When a colleague recommended Betty Friedan’s ‘The Feminine Mystique’, I didn’t think it was going to shift my worldview. In the past couple of years, I’ve read a lot of feminist titles. I’m passionate about feminism. About equal rights for all. But ‘The Feminine Mystique’ deals with so much more than just sexism and oppression. It’s made me question everything about myself, everything that I’ve taken for granted.
Now I can’t stop asking myself: what DO I want to be when I grow up?
Whenever anyone asks me what I want to be in the future, my instinctive answer is always that.
I want to have children.
Over the past few years, I’ve watched people my age start families, and I’ve been filled with burning jealousy. They haven’t always been planned, but that just hurts even more: to watch people have the one thing I’m desperate for, and not even appreciate how special it is? It’s painful.
Yes, I know motherhood is difficult. Children are a huge commitment, and you have to put yourself second. The child always needs to be your priority, even if it means putting your life on hold while you focus on them. But I pride myself on being unselfish. I always put my friends first, and I always try to do as much as I can to help other people. Both of those qualities are essential in motherhood.
Keep in mind, I’m only 21. There is plenty of time for me to have children in the future! But I’ve been baby-crazy for the past five years, since I hit 16 and started sixth form. Perhaps this is because my mum had me when she was young.
The lack of age gap between us has made us firm friends, and I love our bond: the fact that we love the same TV shows and go to concerts together all of the time. I worry that if I wait to have children then we won’t have anything in common, and it will make our relationship strained.
This is part of the reason I’m so worried about my fertility. You don’t really know if you’re able to have kids until you start trying. What if it’s been my only aim for the entirety of my life so far, and it can never happen for me?
But what else?:
What does ‘The Feminine Mystique’ have to do with this?
Betty Friedan examined the lives of housewives across America who suffered with psychological problems. They dedicated themselves to their children and husband, neglecting to follow their own dreams. A lot of the housewives didn’t even have dreams of their own.
They failed to apply themselves in college. They didn’t push themselves, try to find their own hobbies, or dream of bigger and better things. Instead, they lived vicariously through their children, suffering from depression due to inactivity of both body and mind.
I was startled by the similarity between my dreams and those of the struggling housewives. I’d never thought of my plans for the future as problematic before, but suddenly the truth struck me. I don’t really have any goals, other than having a couple of children and giving them the perfect childhood.
That’s not all that I can be.
That’s not all that I WANT to be.
While reading ‘The Feminine Mystique’, I took a good hard look at myself. At the fact that I’ve always said I’d love to be a professional blogger, because it would mean I didn’t have to leave the house. What kind of life IS that?! (That doesn’t mean I love the blog any less, BTW, it just means that I want it to remain a hobby instead of my entire life.)
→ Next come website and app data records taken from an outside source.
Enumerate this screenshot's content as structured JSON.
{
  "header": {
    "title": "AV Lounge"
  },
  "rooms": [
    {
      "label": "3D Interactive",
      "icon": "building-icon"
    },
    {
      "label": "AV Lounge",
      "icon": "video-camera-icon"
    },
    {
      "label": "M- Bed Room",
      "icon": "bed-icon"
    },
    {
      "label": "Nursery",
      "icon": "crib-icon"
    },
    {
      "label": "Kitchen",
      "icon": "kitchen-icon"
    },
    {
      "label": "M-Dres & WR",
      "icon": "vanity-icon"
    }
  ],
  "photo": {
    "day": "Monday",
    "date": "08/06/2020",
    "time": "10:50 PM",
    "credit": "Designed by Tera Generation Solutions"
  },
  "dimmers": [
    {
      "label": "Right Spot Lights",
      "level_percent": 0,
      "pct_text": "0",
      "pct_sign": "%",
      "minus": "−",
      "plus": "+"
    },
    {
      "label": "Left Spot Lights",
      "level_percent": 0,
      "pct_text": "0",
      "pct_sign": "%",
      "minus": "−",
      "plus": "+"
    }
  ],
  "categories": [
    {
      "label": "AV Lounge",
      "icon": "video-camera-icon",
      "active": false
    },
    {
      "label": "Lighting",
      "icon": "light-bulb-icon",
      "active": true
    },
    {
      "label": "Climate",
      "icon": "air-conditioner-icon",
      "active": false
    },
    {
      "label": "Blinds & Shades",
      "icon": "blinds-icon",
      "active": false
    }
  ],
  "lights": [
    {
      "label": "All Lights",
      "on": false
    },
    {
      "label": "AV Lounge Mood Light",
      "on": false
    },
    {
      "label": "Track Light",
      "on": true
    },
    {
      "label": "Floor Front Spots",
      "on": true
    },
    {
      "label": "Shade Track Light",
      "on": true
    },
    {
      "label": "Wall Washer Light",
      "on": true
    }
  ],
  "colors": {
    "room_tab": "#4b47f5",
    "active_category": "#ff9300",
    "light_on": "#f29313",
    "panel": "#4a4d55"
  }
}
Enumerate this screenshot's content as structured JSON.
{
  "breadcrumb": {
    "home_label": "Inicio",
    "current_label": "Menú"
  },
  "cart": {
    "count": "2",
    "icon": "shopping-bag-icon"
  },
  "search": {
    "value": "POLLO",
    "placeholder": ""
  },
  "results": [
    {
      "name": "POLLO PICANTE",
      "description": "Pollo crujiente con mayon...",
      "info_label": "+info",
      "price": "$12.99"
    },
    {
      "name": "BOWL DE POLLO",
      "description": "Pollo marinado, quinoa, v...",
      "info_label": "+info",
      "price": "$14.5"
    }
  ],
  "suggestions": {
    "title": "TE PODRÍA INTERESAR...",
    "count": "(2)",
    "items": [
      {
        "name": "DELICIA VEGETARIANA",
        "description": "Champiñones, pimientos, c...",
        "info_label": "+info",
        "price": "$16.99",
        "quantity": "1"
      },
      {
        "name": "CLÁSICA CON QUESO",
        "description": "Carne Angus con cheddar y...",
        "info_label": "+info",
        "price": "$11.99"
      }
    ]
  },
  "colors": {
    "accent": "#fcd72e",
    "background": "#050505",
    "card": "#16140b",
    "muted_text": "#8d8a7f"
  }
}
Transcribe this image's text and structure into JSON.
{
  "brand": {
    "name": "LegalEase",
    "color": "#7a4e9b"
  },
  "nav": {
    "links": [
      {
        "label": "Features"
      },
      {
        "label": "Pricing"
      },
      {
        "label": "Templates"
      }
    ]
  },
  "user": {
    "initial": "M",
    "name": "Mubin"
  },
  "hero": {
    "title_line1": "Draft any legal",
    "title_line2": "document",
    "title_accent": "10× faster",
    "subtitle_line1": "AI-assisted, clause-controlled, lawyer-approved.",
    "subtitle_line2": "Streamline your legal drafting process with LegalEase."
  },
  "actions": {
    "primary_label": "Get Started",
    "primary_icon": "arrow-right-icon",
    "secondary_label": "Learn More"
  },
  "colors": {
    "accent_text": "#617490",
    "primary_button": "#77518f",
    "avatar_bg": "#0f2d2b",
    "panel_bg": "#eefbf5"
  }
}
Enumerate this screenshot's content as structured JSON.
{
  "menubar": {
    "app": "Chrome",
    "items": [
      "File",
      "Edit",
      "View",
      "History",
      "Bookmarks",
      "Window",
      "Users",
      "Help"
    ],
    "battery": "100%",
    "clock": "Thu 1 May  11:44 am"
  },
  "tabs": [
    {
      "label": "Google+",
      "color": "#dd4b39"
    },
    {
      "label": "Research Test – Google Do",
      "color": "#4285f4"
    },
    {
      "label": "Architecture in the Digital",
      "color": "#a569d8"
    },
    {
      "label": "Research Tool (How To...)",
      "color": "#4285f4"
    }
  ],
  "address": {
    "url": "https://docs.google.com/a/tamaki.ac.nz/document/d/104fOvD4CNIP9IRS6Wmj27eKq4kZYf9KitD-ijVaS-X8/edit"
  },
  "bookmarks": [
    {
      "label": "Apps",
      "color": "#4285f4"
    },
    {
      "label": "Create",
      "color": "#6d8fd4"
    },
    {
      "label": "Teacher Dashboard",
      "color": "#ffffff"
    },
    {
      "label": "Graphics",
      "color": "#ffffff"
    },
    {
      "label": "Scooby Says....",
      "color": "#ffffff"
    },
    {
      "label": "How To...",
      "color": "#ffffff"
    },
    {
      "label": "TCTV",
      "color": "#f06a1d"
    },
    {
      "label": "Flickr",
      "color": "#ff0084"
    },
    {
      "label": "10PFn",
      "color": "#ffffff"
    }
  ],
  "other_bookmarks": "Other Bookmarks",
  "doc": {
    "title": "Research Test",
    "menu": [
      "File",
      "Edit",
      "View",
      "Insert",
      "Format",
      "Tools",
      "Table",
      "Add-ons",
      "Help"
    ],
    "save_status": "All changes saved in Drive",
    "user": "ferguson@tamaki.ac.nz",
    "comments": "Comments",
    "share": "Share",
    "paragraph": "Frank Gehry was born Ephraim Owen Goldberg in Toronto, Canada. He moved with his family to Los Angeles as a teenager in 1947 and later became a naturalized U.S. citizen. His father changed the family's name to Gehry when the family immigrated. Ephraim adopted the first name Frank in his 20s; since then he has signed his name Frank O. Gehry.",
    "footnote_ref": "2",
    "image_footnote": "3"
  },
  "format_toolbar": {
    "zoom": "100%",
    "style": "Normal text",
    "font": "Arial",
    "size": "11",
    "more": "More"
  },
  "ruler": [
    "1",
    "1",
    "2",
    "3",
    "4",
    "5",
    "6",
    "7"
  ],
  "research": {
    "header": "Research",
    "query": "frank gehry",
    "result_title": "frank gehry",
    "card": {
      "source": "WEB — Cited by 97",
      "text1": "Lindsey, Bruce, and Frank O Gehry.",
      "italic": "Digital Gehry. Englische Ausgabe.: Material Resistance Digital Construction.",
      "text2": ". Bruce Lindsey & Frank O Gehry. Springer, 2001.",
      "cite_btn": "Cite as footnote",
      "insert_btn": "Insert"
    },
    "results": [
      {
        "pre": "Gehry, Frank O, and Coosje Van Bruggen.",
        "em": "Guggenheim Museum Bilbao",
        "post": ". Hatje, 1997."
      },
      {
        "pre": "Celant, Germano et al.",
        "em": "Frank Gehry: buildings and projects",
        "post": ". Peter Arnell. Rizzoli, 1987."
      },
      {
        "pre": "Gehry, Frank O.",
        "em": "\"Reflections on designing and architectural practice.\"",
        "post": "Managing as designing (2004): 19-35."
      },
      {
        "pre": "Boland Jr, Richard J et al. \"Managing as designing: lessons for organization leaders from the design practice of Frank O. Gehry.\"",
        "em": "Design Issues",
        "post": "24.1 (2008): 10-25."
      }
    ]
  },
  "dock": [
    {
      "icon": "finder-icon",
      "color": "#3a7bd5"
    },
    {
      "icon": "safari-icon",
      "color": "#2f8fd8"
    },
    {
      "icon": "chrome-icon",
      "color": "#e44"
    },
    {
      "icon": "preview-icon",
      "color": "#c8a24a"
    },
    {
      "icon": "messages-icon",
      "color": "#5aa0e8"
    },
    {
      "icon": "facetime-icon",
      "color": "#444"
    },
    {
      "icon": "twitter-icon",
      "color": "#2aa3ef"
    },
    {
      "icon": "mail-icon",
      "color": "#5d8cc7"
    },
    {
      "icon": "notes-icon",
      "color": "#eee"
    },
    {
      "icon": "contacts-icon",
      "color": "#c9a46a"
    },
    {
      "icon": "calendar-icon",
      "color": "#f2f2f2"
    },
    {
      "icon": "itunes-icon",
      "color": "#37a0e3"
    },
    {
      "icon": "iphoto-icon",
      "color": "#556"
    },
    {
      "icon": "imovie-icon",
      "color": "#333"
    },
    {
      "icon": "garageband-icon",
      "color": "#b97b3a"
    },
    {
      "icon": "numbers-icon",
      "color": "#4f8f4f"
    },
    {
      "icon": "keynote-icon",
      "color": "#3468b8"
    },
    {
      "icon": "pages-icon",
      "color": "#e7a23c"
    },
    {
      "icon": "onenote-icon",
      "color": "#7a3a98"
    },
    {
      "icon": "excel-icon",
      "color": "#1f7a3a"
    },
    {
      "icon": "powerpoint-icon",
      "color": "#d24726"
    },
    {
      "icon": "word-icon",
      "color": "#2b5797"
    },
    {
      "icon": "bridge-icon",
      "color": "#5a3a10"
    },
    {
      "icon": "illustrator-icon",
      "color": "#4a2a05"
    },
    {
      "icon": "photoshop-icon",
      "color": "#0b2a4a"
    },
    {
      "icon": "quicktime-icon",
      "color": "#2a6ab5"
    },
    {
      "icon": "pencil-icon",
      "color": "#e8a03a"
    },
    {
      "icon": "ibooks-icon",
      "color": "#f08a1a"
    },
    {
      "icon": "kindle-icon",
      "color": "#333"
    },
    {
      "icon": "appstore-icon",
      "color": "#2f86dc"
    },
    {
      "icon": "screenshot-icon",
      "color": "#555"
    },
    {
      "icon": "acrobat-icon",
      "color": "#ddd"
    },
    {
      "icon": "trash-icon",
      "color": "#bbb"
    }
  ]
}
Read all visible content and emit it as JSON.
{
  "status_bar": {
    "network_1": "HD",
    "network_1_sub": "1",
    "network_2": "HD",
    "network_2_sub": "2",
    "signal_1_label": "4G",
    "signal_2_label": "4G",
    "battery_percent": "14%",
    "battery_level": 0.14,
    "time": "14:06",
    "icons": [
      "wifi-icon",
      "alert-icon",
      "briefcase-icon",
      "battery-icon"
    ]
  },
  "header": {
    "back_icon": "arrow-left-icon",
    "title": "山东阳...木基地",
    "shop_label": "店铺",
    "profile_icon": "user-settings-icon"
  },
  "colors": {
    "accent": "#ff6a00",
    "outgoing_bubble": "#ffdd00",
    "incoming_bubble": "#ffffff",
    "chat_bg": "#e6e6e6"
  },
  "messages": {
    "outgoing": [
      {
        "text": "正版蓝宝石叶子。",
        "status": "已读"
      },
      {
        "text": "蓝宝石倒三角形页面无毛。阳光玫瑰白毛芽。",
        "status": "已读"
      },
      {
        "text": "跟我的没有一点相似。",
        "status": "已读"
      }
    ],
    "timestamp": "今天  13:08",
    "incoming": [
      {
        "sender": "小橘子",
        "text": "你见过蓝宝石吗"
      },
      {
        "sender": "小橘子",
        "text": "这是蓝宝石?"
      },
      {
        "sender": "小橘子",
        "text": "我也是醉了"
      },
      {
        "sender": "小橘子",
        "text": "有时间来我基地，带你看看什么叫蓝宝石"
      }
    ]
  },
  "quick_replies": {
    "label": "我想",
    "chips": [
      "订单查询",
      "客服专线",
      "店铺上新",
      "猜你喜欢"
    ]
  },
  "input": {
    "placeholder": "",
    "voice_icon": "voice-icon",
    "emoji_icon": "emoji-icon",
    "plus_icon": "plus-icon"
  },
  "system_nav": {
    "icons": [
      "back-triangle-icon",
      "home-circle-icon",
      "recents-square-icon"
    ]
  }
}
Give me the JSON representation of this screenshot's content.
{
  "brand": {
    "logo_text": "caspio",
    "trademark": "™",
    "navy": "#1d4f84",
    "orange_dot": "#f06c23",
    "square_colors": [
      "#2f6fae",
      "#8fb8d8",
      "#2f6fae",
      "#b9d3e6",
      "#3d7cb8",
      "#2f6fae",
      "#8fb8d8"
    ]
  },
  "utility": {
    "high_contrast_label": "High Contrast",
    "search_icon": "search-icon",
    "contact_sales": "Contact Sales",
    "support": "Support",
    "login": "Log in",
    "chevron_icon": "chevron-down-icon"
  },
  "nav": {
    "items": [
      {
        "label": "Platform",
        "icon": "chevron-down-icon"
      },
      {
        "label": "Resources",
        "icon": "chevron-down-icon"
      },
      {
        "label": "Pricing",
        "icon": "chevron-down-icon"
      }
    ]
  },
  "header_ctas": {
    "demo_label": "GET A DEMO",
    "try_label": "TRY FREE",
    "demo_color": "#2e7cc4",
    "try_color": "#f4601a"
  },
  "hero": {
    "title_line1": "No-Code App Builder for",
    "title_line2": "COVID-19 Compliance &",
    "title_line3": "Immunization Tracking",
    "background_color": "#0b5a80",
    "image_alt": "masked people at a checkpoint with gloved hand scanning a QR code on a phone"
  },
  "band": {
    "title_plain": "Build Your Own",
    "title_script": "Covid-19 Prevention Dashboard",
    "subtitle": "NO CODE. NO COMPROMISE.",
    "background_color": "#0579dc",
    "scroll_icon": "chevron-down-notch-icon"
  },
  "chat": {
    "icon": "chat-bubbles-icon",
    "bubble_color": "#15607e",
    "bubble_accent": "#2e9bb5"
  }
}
I thought about university. I’m off in September, for a three year course studying English literature with journalism. I’ve been refusing to get excited about it, in case I fail. I’m afraid. Instead of admitting that, I’ve been dismissive, saying it’s “just something to do” which means I don’t have to grow up and be an adult for a few more years.
I’ve been avoiding the future, while yearning for the future to hurry up and arrive. Isn’t that a sick and twisted catch-22?!
But now, I’ve decided. When I grow up, I want to be more than just a mother. I want to be the kind of mother that my children will be proud of, who has an exciting job that I look forward to going to. I’ve decided I’m going to apply myself – REALLY apply myself – at university, working so hard that it’ll be impossible for me to fail. In fact, I’ve already started researching jobs at publishing houses, something I’ve always been interested in but have said I wouldn’t be capable of achieving.
No one but you decides that you can’t do something. Now, I’m deciding that I can do whatever I want to in my future. Yes, I still want to be a mother eventually, but I’m determined that I can be much more than that. Instead of dismissing myself, I’m going to make it impossible for anyone to say no to me – especially myself.
Thank you, Betty Friedan. Despite the fact that your work is over fifty years old, it’s still helping people today. In fact, I think it’s safe to say that ‘The Feminine Mystique’ has changed my life.